#### EXERCISE DIRECTIONS
From the entries, return every line where the string "true" shows up.
===== ENTRIES SUPPLIED
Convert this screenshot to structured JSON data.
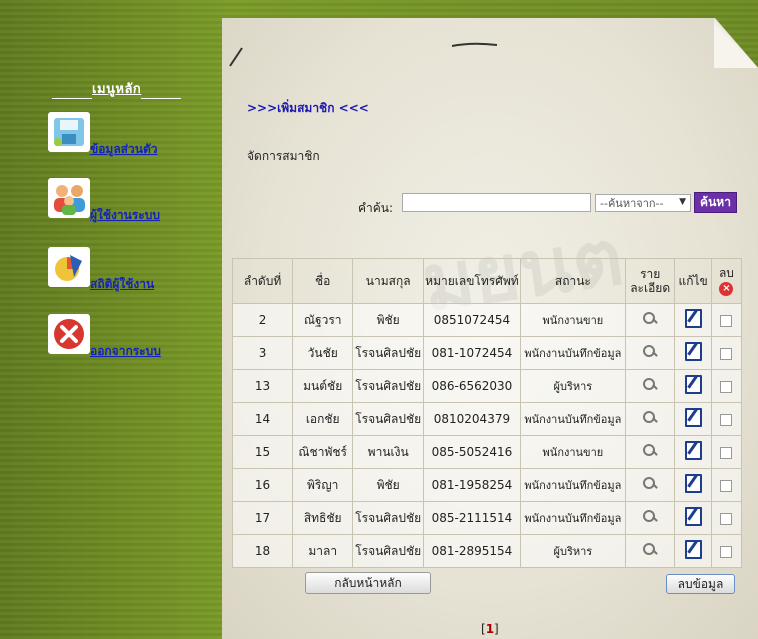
{
  "sidebar": {
    "menu_title": "เมนูหลัก",
    "items": [
      {
        "label": "ข้อมูลส่วนตัว",
        "icon": "floppy-disk-icon"
      },
      {
        "label": "ผู้ใช้งานระบบ",
        "icon": "users-icon"
      },
      {
        "label": "สถิติผู้ใช้งาน",
        "icon": "statistics-icon"
      },
      {
        "label": "ออกจากระบบ",
        "icon": "exit-icon"
      }
    ]
  },
  "main": {
    "heading": ">>>เพิ่มสมาชิก <<<",
    "subheading": "จัดการสมาชิก",
    "watermark": "มยนต",
    "search": {
      "label": "คำค้น:",
      "value": "",
      "select_value": "--ค้นหาจาก--",
      "button": "ค้นหา"
    },
    "table": {
      "headers": {
        "no": "ลำดับที่",
        "name": "ชื่อ",
        "surname": "นามสกุล",
        "phone": "หมายเลขโทรศัพท์",
        "status": "สถานะ",
        "detail": "รายละเอียด",
        "edit": "แก้ไข",
        "delete": "ลบ"
      },
      "rows": [
        {
          "no": "2",
          "name": "ณัฐวรา",
          "surname": "พิชัย",
          "phone": "0851072454",
          "status": "พนักงานขาย"
        },
        {
          "no": "3",
          "name": "วันชัย",
          "surname": "โรจนศิลปชัย",
          "phone": "081-1072454",
          "status": "พนักงานบันทึกข้อมูล"
        },
        {
          "no": "13",
          "name": "มนต์ชัย",
          "surname": "โรจนศิลปชัย",
          "phone": "086-6562030",
          "status": "ผู้บริหาร"
        },
        {
          "no": "14",
          "name": "เอกชัย",
          "surname": "โรจนศิลปชัย",
          "phone": "0810204379",
          "status": "พนักงานบันทึกข้อมูล"
        },
        {
          "no": "15",
          "name": "ณิชาพัชร์",
          "surname": "พานเงิน",
          "phone": "085-5052416",
          "status": "พนักงานขาย"
        },
        {
          "no": "16",
          "name": "พิริญา",
          "surname": "พิชัย",
          "phone": "081-1958254",
          "status": "พนักงานบันทึกข้อมูล"
        },
        {
          "no": "17",
          "name": "สิทธิชัย",
          "surname": "โรจนศิลปชัย",
          "phone": "085-2111514",
          "status": "พนักงานบันทึกข้อมูล"
        },
        {
          "no": "18",
          "name": "มาลา",
          "surname": "โรจนศิลปชัย",
          "phone": "081-2895154",
          "status": "ผู้บริหาร"
        }
      ]
    },
    "home_button": "กลับหน้าหลัก",
    "delete_button": "ลบข้อมูล",
    "pagination": {
      "current": "1"
    }
  },
  "colors": {
    "background": "#6c8a22",
    "link": "#1424b8",
    "search_button": "#6b2fa8"
  }
}
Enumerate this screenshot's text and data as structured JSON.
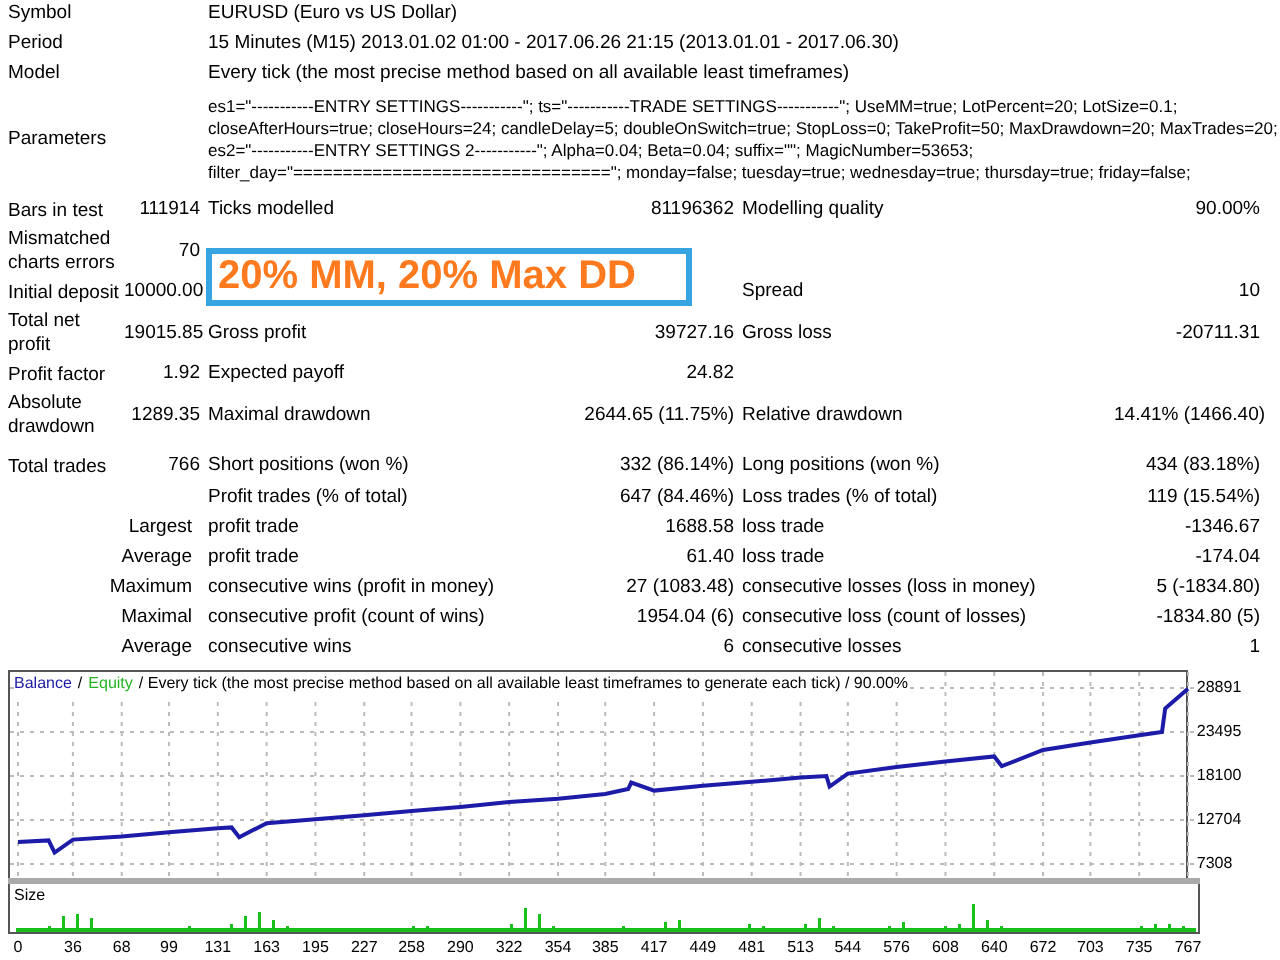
{
  "header": [
    {
      "label": "Symbol",
      "value": "EURUSD (Euro vs US Dollar)"
    },
    {
      "label": "Period",
      "value": "15 Minutes (M15) 2013.01.02 01:00 - 2017.06.26 21:15 (2013.01.01 - 2017.06.30)"
    },
    {
      "label": "Model",
      "value": "Every tick (the most precise method based on all available least timeframes)"
    }
  ],
  "parameters": {
    "label": "Parameters",
    "lines": [
      "es1=\"-----------ENTRY SETTINGS-----------\"; ts=\"-----------TRADE SETTINGS-----------\"; UseMM=true; LotPercent=20; LotSize=0.1;",
      "closeAfterHours=true; closeHours=24; candleDelay=5; doubleOnSwitch=true; StopLoss=0; TakeProfit=50; MaxDrawdown=20; MaxTrades=20;",
      "es2=\"-----------ENTRY SETTINGS 2-----------\"; Alpha=0.04; Beta=0.04; suffix=\"\"; MagicNumber=53653;",
      "filter_day=\"================================\"; monday=false; tuesday=true; wednesday=true; thursday=true; friday=false;"
    ]
  },
  "banner": "20% MM, 20% Max DD",
  "stats": [
    {
      "kind": "main",
      "label": "Bars in test",
      "value": "111914",
      "label_2": "Ticks modelled",
      "value_2": "81196362",
      "label_3": "Modelling quality",
      "value_3": "90.00%"
    },
    {
      "kind": "main",
      "label": "Mismatched charts errors",
      "value": "70"
    },
    {
      "kind": "main",
      "label": "Initial deposit",
      "value": "10000.00",
      "label_3": "Spread",
      "value_3": "10"
    },
    {
      "kind": "main",
      "label": "Total net profit",
      "value": "19015.85",
      "label_2": "Gross profit",
      "value_2": "39727.16",
      "label_3": "Gross loss",
      "value_3": "-20711.31"
    },
    {
      "kind": "main",
      "label": "Profit factor",
      "value": "1.92",
      "label_2": "Expected payoff",
      "value_2": "24.82"
    },
    {
      "kind": "main",
      "label": "Absolute drawdown",
      "value": "1289.35",
      "label_2": "Maximal drawdown",
      "value_2": "2644.65 (11.75%)",
      "label_3": "Relative drawdown",
      "value_3": "14.41% (1466.40)"
    },
    {
      "kind": "main",
      "label": "Total trades",
      "value": "766",
      "label_2": "Short positions (won %)",
      "value_2": "332 (86.14%)",
      "label_3": "Long positions (won %)",
      "value_3": "434 (83.18%)"
    },
    {
      "kind": "sub",
      "label_2": "Profit trades (% of total)",
      "value_2": "647 (84.46%)",
      "label_3": "Loss trades (% of total)",
      "value_3": "119 (15.54%)"
    },
    {
      "kind": "sub",
      "label": "Largest",
      "label_2": "profit trade",
      "value_2": "1688.58",
      "label_3": "loss trade",
      "value_3": "-1346.67"
    },
    {
      "kind": "sub",
      "label": "Average",
      "label_2": "profit trade",
      "value_2": "61.40",
      "label_3": "loss trade",
      "value_3": "-174.04"
    },
    {
      "kind": "sub",
      "label": "Maximum",
      "label_2": "consecutive wins (profit in money)",
      "value_2": "27 (1083.48)",
      "label_3": "consecutive losses (loss in money)",
      "value_3": "5 (-1834.80)"
    },
    {
      "kind": "sub",
      "label": "Maximal",
      "label_2": "consecutive profit (count of wins)",
      "value_2": "1954.04 (6)",
      "label_3": "consecutive loss (count of losses)",
      "value_3": "-1834.80 (5)"
    },
    {
      "kind": "sub",
      "label": "Average",
      "label_2": "consecutive wins",
      "value_2": "6",
      "label_3": "consecutive losses",
      "value_3": "1"
    }
  ],
  "chart": {
    "separator": "/",
    "equity_legend": {
      "name": "Equity",
      "color": "#22b522"
    },
    "size_label": "Size",
    "chart_data": {
      "type": "line",
      "title": "Every tick (the most precise method based on all available least timeframes to generate each tick) / 90.00%",
      "x": [
        0,
        20,
        24,
        36,
        68,
        99,
        131,
        140,
        145,
        163,
        195,
        227,
        258,
        290,
        322,
        354,
        385,
        400,
        402,
        417,
        449,
        481,
        513,
        530,
        532,
        544,
        576,
        608,
        640,
        645,
        672,
        703,
        735,
        750,
        752,
        767
      ],
      "series": [
        {
          "name": "Balance",
          "color": "#1c1ca8",
          "values": [
            10000,
            10200,
            8700,
            10300,
            10700,
            11200,
            11700,
            11800,
            10600,
            12300,
            12800,
            13300,
            13800,
            14300,
            14900,
            15300,
            15900,
            16500,
            17300,
            16300,
            16900,
            17400,
            17900,
            18100,
            16800,
            18400,
            19200,
            19900,
            20500,
            19300,
            21300,
            22200,
            23100,
            23500,
            26400,
            28800
          ]
        }
      ],
      "grid": true,
      "xlim": [
        0,
        767
      ],
      "ylim": [
        7308,
        28891
      ],
      "xticks": [
        0,
        36,
        68,
        99,
        131,
        163,
        195,
        227,
        258,
        290,
        322,
        354,
        385,
        417,
        449,
        481,
        513,
        544,
        576,
        608,
        640,
        672,
        703,
        735,
        767
      ],
      "yticks": [
        7308,
        12704,
        18100,
        23495,
        28891
      ]
    }
  }
}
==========
#### SOLUTION BELOW
      "es1=\"-----------ENTRY SETTINGS-----------\"; ts=\"-----------TRADE SETTINGS-----------\"; UseMM=true; LotPercent=20; LotSize=0.1;",
      "closeAfterHours=true; closeHours=24; candleDelay=5; doubleOnSwitch=true; StopLoss=0; TakeProfit=50; MaxDrawdown=20; MaxTrades=20;",
      "filter_day=\"================================\"; monday=false; tuesday=true; wednesday=true; thursday=true; friday=false;"
      "grid": true,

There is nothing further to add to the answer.